Did you know that pinto beans, kidney beans, black-eyed peas, and other dried beans are simply seeds? If you grew beans last year and dried some for eating through the winter, you can use those very same beans to plant in the spring. Although saving seeds from some vegetables can be complicated because of cross-pollination issues, this isn’t normally a problem with beans, which makes them a perfect introduction to the world of seed saving.
When we grow beans, we only pick the smallest and most tender beans to eat as green beans. Once we can see the seeds bulging in the pod, we leave them on the vine to dry. Then in the fall, when they are completely brown and crunchy, we pick them. We normally shell the beans by hand while watching television or chatting around the kitchen table. This excellent video from Seed Savers Exchange, however, will show you how to do it more quickly by threshing and winnowing.
Why would you want to grow your own beans when you can buy them cheaply at the store? Because you can easily grow them organically and because you can grow a huge variety that is not available in the grocery store. There are literally dozens of different beans available, such as Cherokee, calypso, rattlesnake, and lazy wife. In addition to having different looks and flavors, they also have different attributes.
For example, one reason I grow lazy wife beans in my garden is because they are a favorite of Japanese beetles. Yes, you read that correctly. Because the beetles love them, they ignore my other beans. It’s a win-win because I get a great crop of green beans from other varieties, and it makes it easier to knock the beetles into a bucket of soapy water in the evening because they are all congregating on the lazy wife beans. When you grow different varieties, you’ll soon discover which ones grow best in your garden.
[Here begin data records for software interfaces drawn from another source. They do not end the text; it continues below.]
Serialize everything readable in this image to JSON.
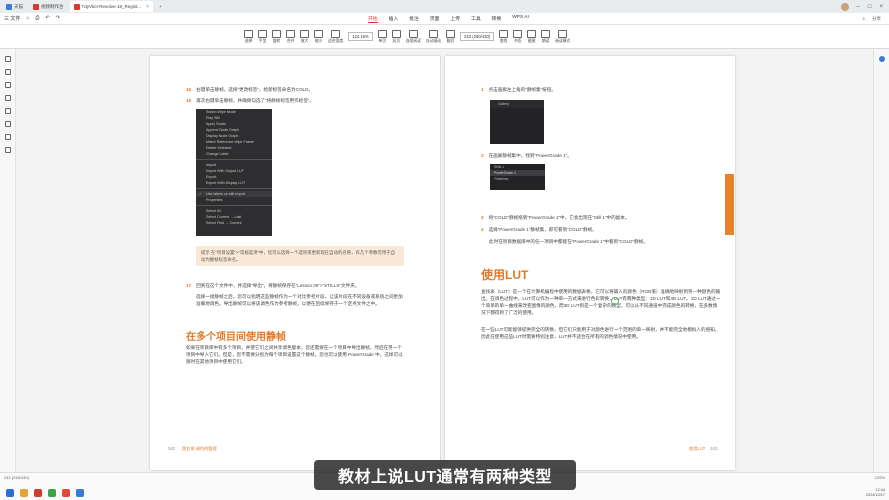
{
  "titlebar": {
    "tabs": [
      {
        "label": "天猫",
        "color": "#3a7bd5",
        "active": false
      },
      {
        "label": "视频制作合",
        "color": "#d23c2e",
        "active": false
      },
      {
        "label": "TdyVkct-Revolve-18_Regist...",
        "color": "#d23c2e",
        "active": true
      }
    ],
    "add_tab": "+"
  },
  "menubar": {
    "left": [
      "三 文件",
      "⌂",
      "⎙",
      "↶",
      "↷"
    ],
    "tabs": [
      "开始",
      "插入",
      "批注",
      "页面",
      "上传",
      "工具",
      "转换",
      "AI"
    ],
    "active_tab": "开始",
    "ai_label": "WPS AI",
    "right": [
      "⌕",
      "分享"
    ]
  },
  "toolbar": {
    "tools": [
      "选择",
      "手型",
      "旋转",
      "合并",
      "放大",
      "缩小",
      "适合宽度",
      "单页",
      "双页",
      "连续阅读",
      "自动滚动",
      "翻页",
      "查找",
      "书签",
      "截图",
      "朗读",
      "阅读模式"
    ],
    "zoom": "124.16%",
    "page": "243 (250/430)"
  },
  "left_page": {
    "steps": [
      {
        "num": "15",
        "text": "右键单击静帧，选择“更改标签”，给新标签命名为COLD。"
      },
      {
        "num": "16",
        "text": "再次右键单击静帧，并确保勾选了“将静帧标签用作标签”。"
      }
    ],
    "menu_items": [
      "Switch Wipe Mode",
      "Play Still",
      "Apply Grade",
      "Append Node Graph",
      "Display Node Graph",
      "Match Reference Wipe Frame",
      "Delete Selected",
      "Change Label",
      "Import",
      "Import With Output LUT",
      "Export",
      "Export With Display LUT",
      "Use labels on still export",
      "Properties",
      "Select All",
      "Select Current → Last",
      "Select First → Current"
    ],
    "menu_checked_index": 12,
    "callout": "提示 在“项目设置”>“常规选项”中，您可以选择一个选项来更新现在自动的名称，有几个参数可用于自动为静帧标签命名。",
    "step17": {
      "num": "17",
      "text": "回到在这个文件中，并选择“导出”，将静帧保存在“Lesson 05”>“STILLS”文件夹。"
    },
    "para17": "选择一组静帧之后，您可以指明这些静帧作为一个对比参考片段，让该片段在不同设备或系统之间更加准确地调色。导出静帧可以将该调色作为参考静帧，以便在后续保存于一个定点文件之中。",
    "heading": "在多个项目间使用静帧",
    "para_bottom": "如果在项目库中有多个项目，并使它们之间共享调色版本，您还需要在一个项目中导出静帧，然后在另一个项目中导入它们。但是，您不需要分别为每个项目设置这个静帧，您也可以使用 PowerGrade 中，这样可以随时在其他项目中使用它们。",
    "footer_num": "242",
    "footer_text": "第五章  调色的管理"
  },
  "right_page": {
    "steps": [
      {
        "num": "1",
        "text": "点击画廊左上角的“静帧集”按钮。"
      },
      {
        "num": "2",
        "text": "在画廊静帧集中，找到“PowerGrade 1”。"
      },
      {
        "num": "3",
        "text": "将“COLD”静帧拖到“PowerGrade 1”中，它会出现在“Still 1”中的副本。"
      },
      {
        "num": "4",
        "text": "选择“PowerGrade 1”静帧集，即可看到“COLD”静帧。"
      }
    ],
    "para_after4": "此时在项目数据库中的任一项目中都能在“PowerGrade 1”中看到“COLD”静帧。",
    "gallery_title": "Gallery",
    "still_items": [
      "Stills 1",
      "PowerGrade 1",
      "Timelines"
    ],
    "heading": "使用LUT",
    "para1": "查找表（LUT）是一个在计算机编程中使用的数据表格，它可以将输入的颜色（RGB值）准确地映射到另一种颜色的输出。在调色过程中，LUT可以作为一种单一方式来进行色彩转换，LUT有两种类型：1D LUT和3D LUT。1D LUT通过一个简单的单一曲线来改变图像的颜色，而3D LUT则是一个复杂的模型，可以从不同通道中完成颜色的转换，在多数情况下都得到了广泛的使用。",
    "para2": "在一些LUT可能能够提供完全的转换，但它们只能用于对颜色进行一个范围的单一映射，并不能完全地模拟人的感知。因此在使用这些LUT时需要特别注意，LUT并不适合在所有的调色情况中使用。",
    "footer_num": "243",
    "footer_text": "使用LUT"
  },
  "statusbar": {
    "page_info": "242 (249/430)",
    "zoom": "125%",
    "time": "12:44",
    "date": "2024/10/17"
  },
  "subtitle": "教材上说LUT通常有两种类型"
}
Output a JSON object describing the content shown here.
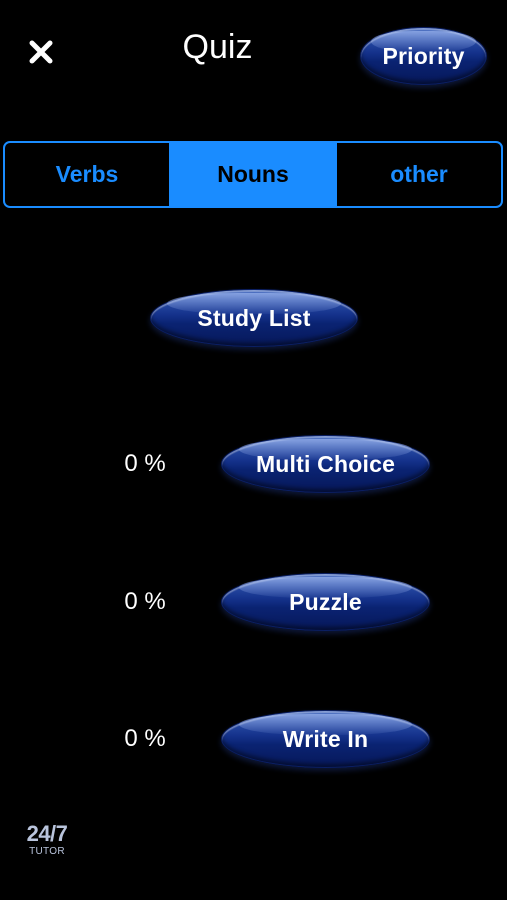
{
  "header": {
    "title": "Quiz",
    "close_icon": "close-icon",
    "priority_label": "Priority"
  },
  "tabs": [
    {
      "label": "Verbs",
      "selected": false
    },
    {
      "label": "Nouns",
      "selected": true
    },
    {
      "label": "other",
      "selected": false
    }
  ],
  "study_list": {
    "label": "Study List"
  },
  "activities": [
    {
      "label": "Multi Choice",
      "progress": "0 %"
    },
    {
      "label": "Puzzle",
      "progress": "0 %"
    },
    {
      "label": "Write In",
      "progress": "0 %"
    }
  ],
  "logo": {
    "main": "24/7",
    "sub": "TUTOR"
  },
  "colors": {
    "background": "#000000",
    "accent": "#1a8cff",
    "button_dark": "#0a2372"
  }
}
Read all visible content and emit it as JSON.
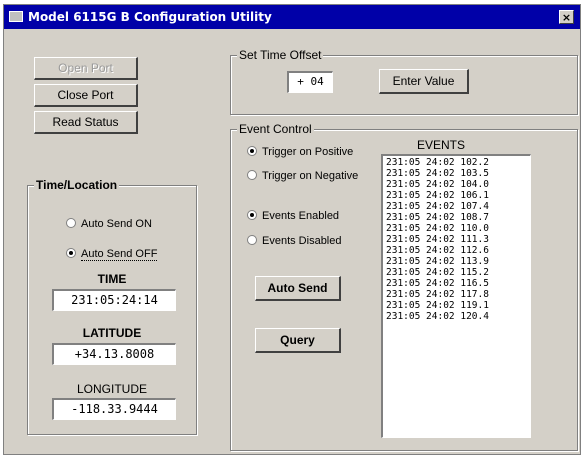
{
  "window": {
    "title": "Model 6115G B Configuration Utility",
    "close_label": "×"
  },
  "buttons": {
    "open_port": "Open Port",
    "close_port": "Close Port",
    "read_status": "Read Status",
    "enter_value": "Enter Value",
    "auto_send": "Auto Send",
    "query": "Query"
  },
  "time_offset": {
    "legend": "Set Time Offset",
    "value": "+ 04"
  },
  "time_location": {
    "legend": "Time/Location",
    "auto_send_on": "Auto Send ON",
    "auto_send_off": "Auto Send OFF",
    "time_label": "TIME",
    "time_value": "231:05:24:14",
    "latitude_label": "LATITUDE",
    "latitude_value": "+34.13.8008",
    "longitude_label": "LONGITUDE",
    "longitude_value": "-118.33.9444"
  },
  "event_control": {
    "legend": "Event Control",
    "trigger_positive": "Trigger on Positive",
    "trigger_negative": "Trigger on Negative",
    "events_enabled": "Events Enabled",
    "events_disabled": "Events Disabled",
    "events_header": "EVENTS",
    "events": [
      "231:05 24:02 102.2",
      "231:05 24:02 103.5",
      "231:05 24:02 104.0",
      "231:05 24:02 106.1",
      "231:05 24:02 107.4",
      "231:05 24:02 108.7",
      "231:05 24:02 110.0",
      "231:05 24:02 111.3",
      "231:05 24:02 112.6",
      "231:05 24:02 113.9",
      "231:05 24:02 115.2",
      "231:05 24:02 116.5",
      "231:05 24:02 117.8",
      "231:05 24:02 119.1",
      "231:05 24:02 120.4"
    ]
  }
}
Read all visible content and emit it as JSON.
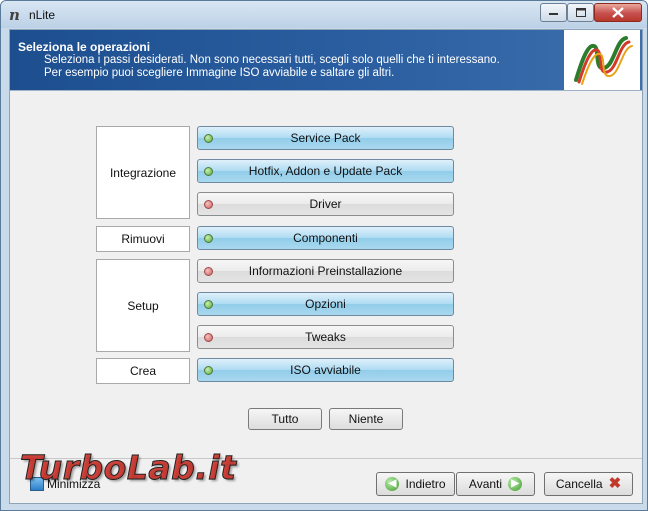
{
  "window": {
    "title": "nLite",
    "icon": "nlite-n-icon"
  },
  "header": {
    "title": "Seleziona le operazioni",
    "description": "Seleziona i passi desiderati. Non sono necessari tutti, scegli solo quelli che ti interessano. Per esempio puoi scegliere Immagine ISO avviabile e saltare gli altri."
  },
  "sections": [
    {
      "label": "Integrazione"
    },
    {
      "label": "Rimuovi"
    },
    {
      "label": "Setup"
    },
    {
      "label": "Crea"
    }
  ],
  "operations": [
    {
      "label": "Service Pack",
      "selected": true
    },
    {
      "label": "Hotfix, Addon e Update Pack",
      "selected": true
    },
    {
      "label": "Driver",
      "selected": false
    },
    {
      "label": "Componenti",
      "selected": true
    },
    {
      "label": "Informazioni Preinstallazione",
      "selected": false
    },
    {
      "label": "Opzioni",
      "selected": true
    },
    {
      "label": "Tweaks",
      "selected": false
    },
    {
      "label": "ISO avviabile",
      "selected": true
    }
  ],
  "select_all_label": "Tutto",
  "select_none_label": "Niente",
  "footer": {
    "minimize_label": "Minimizza",
    "back_label": "Indietro",
    "next_label": "Avanti",
    "cancel_label": "Cancella"
  },
  "watermark": "TurboLab.it",
  "colors": {
    "header_bg": "#1d4f8f",
    "selected_btn": "#aedbf3",
    "green_dot": "#58a83a",
    "red_dot": "#d06060",
    "close_red": "#c75050"
  }
}
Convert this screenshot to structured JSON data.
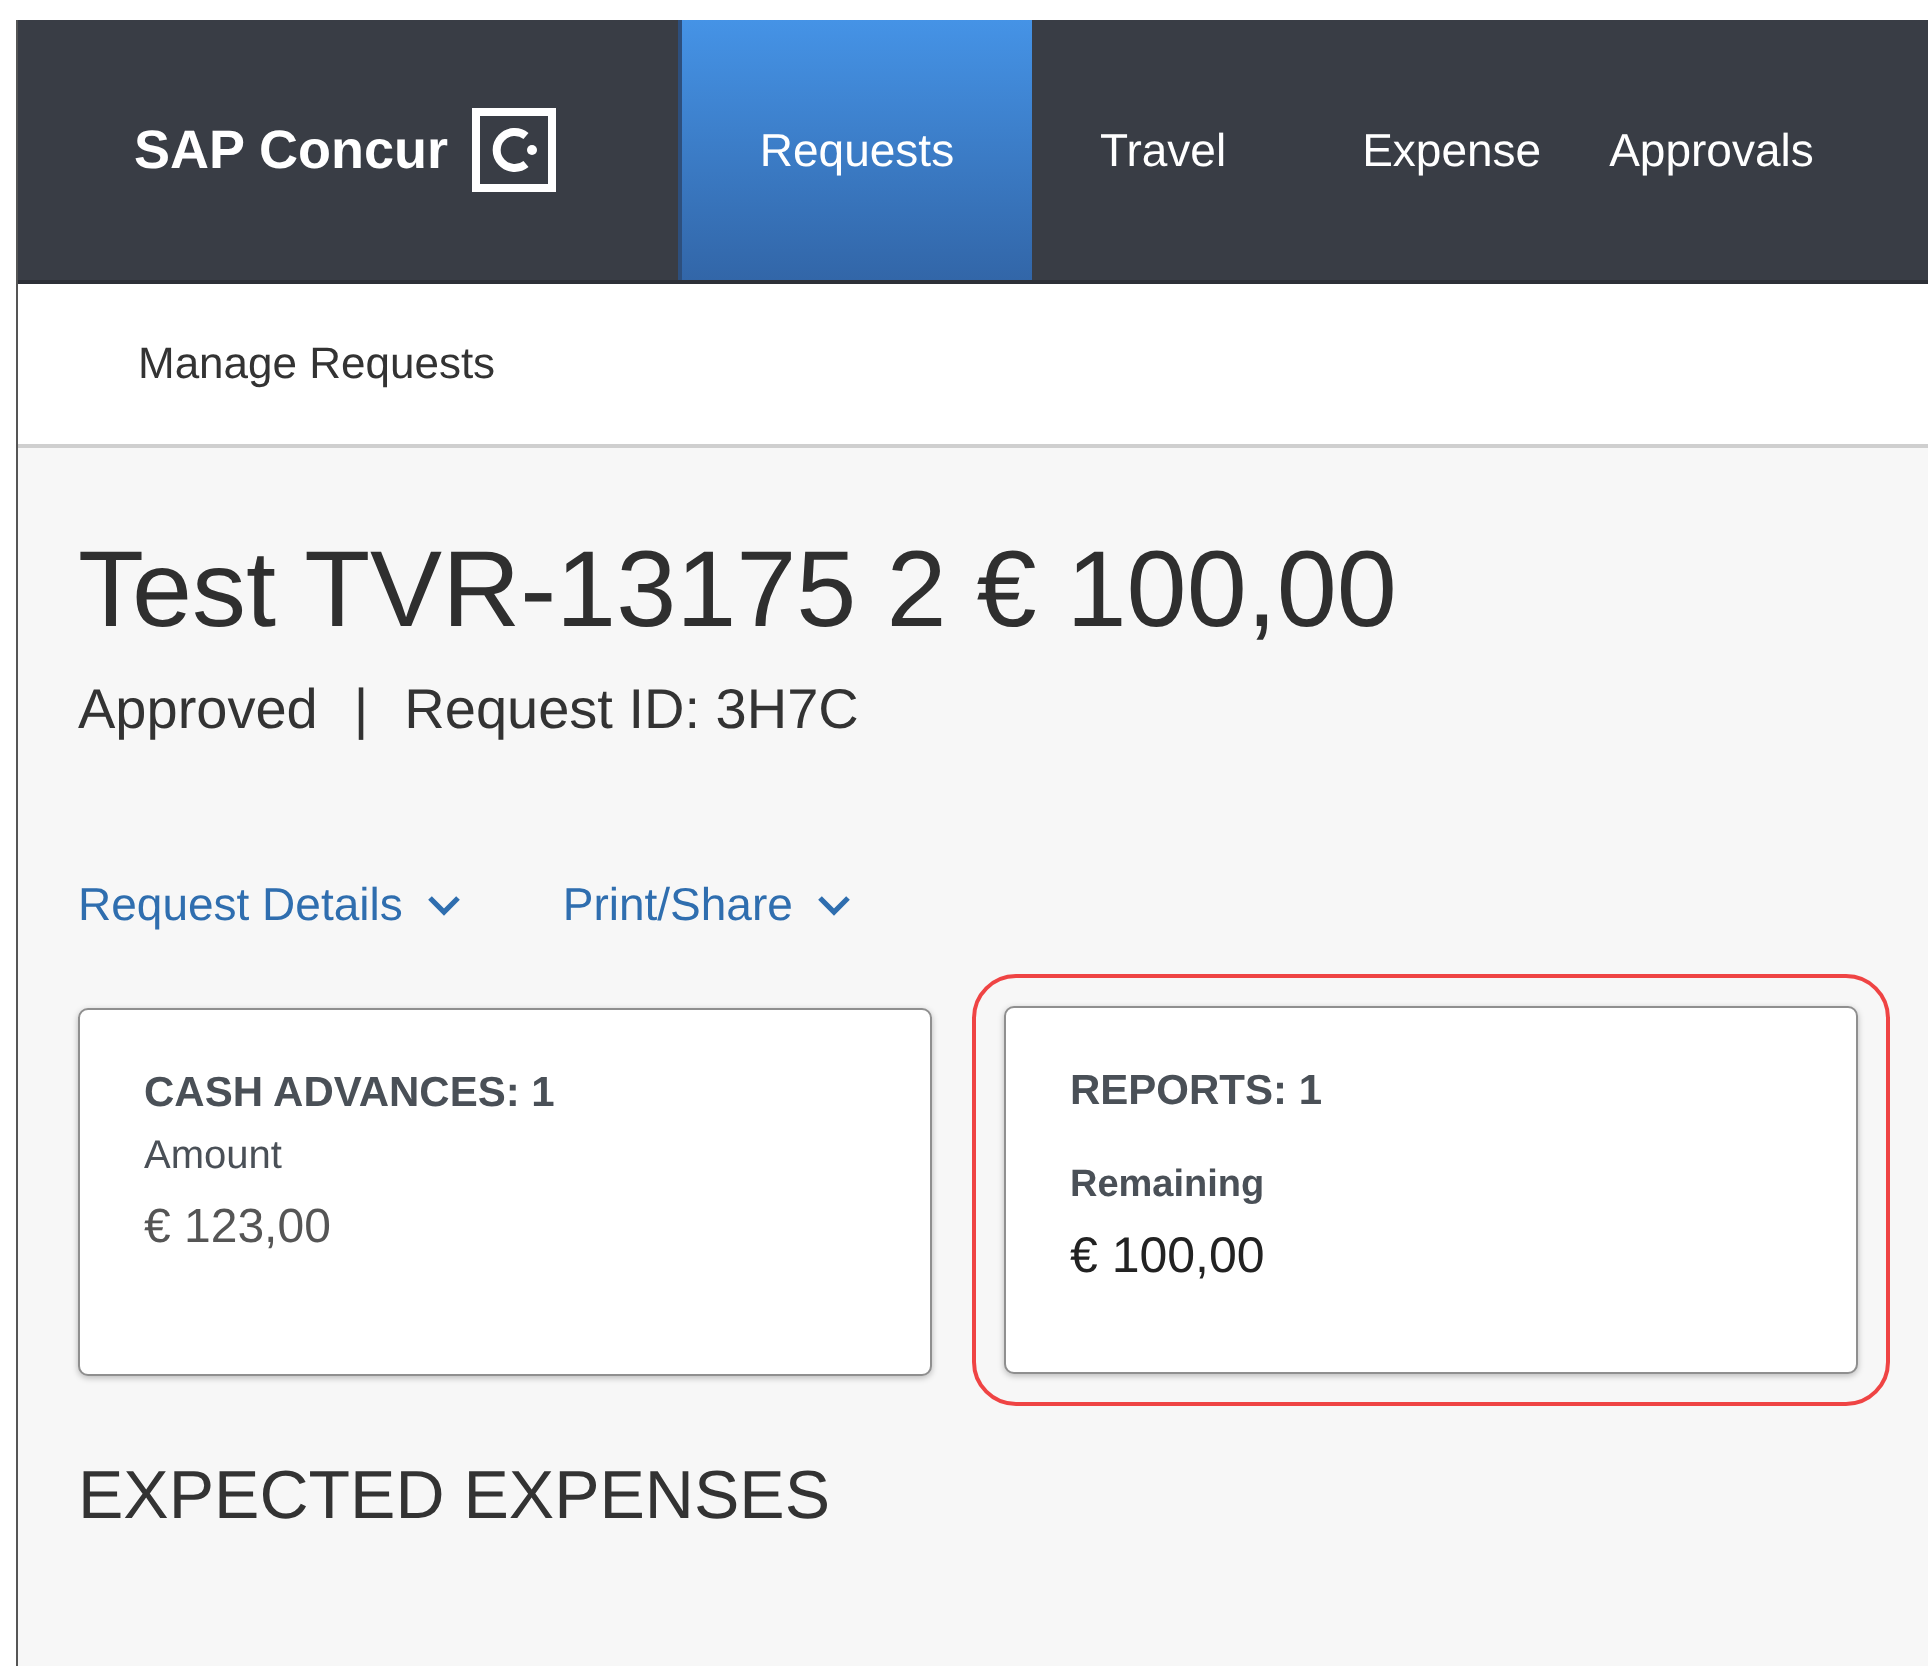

Never miss a blog post!
Subscribe to get my weekly email newsletter, and I'll send you my 20-page guide to "Preserving the Harvest"!